[Opening RECORDS SUPPLIED section]
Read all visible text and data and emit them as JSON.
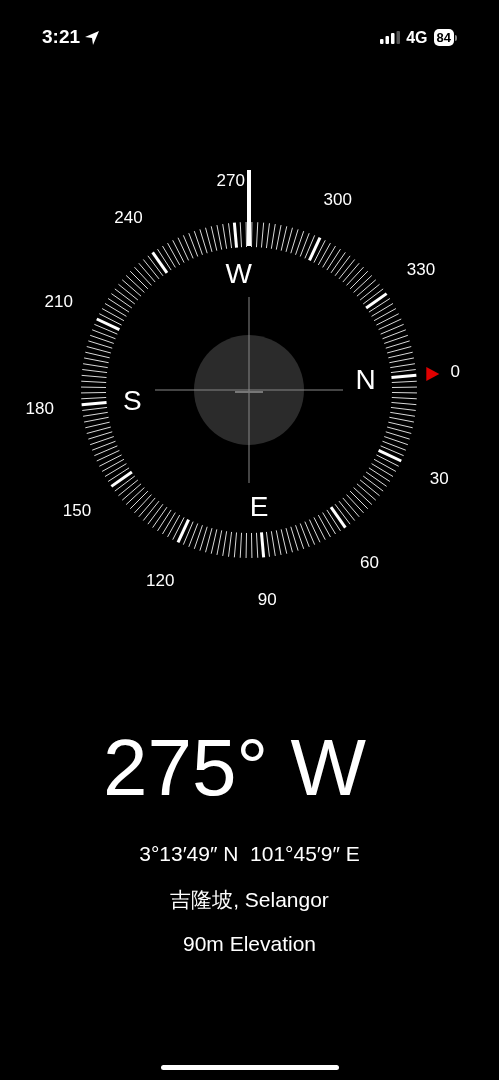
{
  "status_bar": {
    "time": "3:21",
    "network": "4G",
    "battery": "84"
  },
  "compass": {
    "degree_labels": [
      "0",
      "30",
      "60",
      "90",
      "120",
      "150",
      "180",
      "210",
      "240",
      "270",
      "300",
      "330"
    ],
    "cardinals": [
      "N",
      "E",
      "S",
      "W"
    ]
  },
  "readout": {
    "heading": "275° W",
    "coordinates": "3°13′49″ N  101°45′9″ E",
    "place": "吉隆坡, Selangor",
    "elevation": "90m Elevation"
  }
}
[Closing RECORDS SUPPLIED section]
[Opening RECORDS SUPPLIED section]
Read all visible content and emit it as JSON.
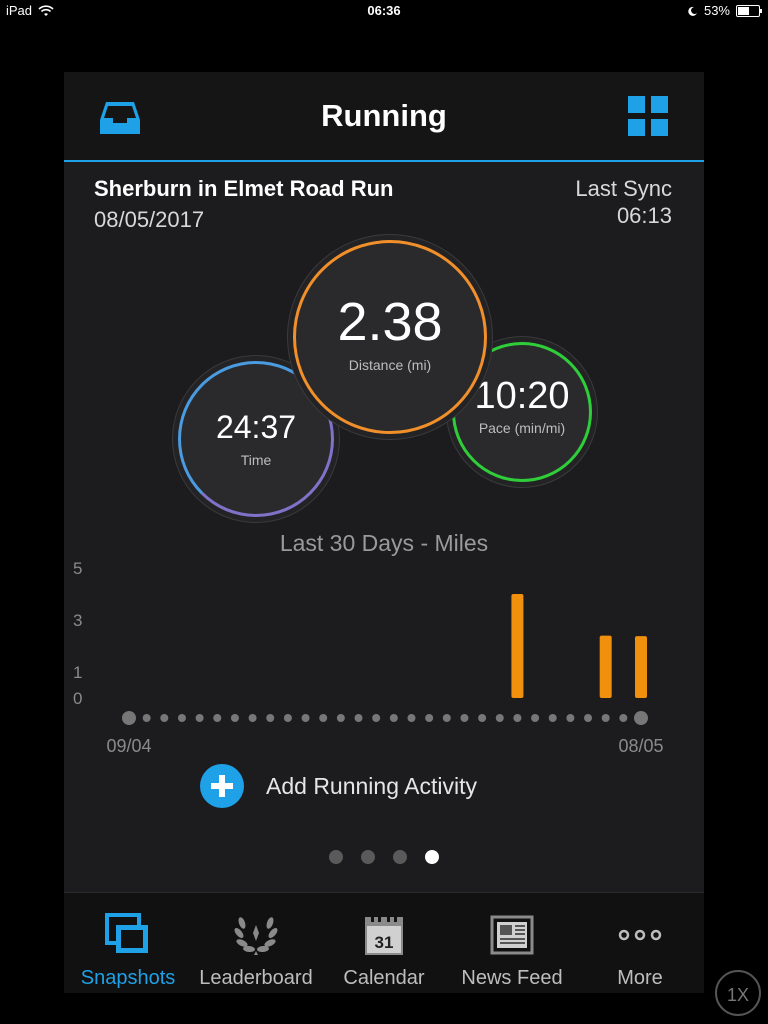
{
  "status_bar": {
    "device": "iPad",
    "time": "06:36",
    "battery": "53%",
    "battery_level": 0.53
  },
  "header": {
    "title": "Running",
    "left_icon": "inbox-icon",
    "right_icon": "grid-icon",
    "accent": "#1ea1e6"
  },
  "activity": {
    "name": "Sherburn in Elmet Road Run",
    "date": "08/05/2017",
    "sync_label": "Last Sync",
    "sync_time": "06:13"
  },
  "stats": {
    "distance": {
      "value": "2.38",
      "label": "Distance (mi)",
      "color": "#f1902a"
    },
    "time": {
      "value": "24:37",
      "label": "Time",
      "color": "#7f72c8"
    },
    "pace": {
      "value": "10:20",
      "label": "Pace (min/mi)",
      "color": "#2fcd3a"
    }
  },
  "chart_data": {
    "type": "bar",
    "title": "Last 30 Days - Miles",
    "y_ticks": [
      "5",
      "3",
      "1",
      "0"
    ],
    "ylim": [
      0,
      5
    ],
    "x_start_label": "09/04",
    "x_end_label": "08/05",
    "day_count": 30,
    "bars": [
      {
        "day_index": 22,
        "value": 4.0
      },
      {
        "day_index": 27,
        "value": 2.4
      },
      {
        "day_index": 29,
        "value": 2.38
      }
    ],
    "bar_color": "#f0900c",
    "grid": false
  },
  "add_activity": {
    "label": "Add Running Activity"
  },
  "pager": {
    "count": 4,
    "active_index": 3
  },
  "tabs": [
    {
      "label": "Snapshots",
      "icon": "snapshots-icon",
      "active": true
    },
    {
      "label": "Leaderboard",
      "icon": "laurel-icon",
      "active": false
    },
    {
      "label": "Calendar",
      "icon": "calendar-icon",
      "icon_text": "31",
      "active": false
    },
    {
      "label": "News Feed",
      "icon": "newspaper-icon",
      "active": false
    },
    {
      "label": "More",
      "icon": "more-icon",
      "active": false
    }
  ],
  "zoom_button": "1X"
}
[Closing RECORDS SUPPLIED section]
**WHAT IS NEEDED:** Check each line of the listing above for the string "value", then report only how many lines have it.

**ANSWER SPACE:** 6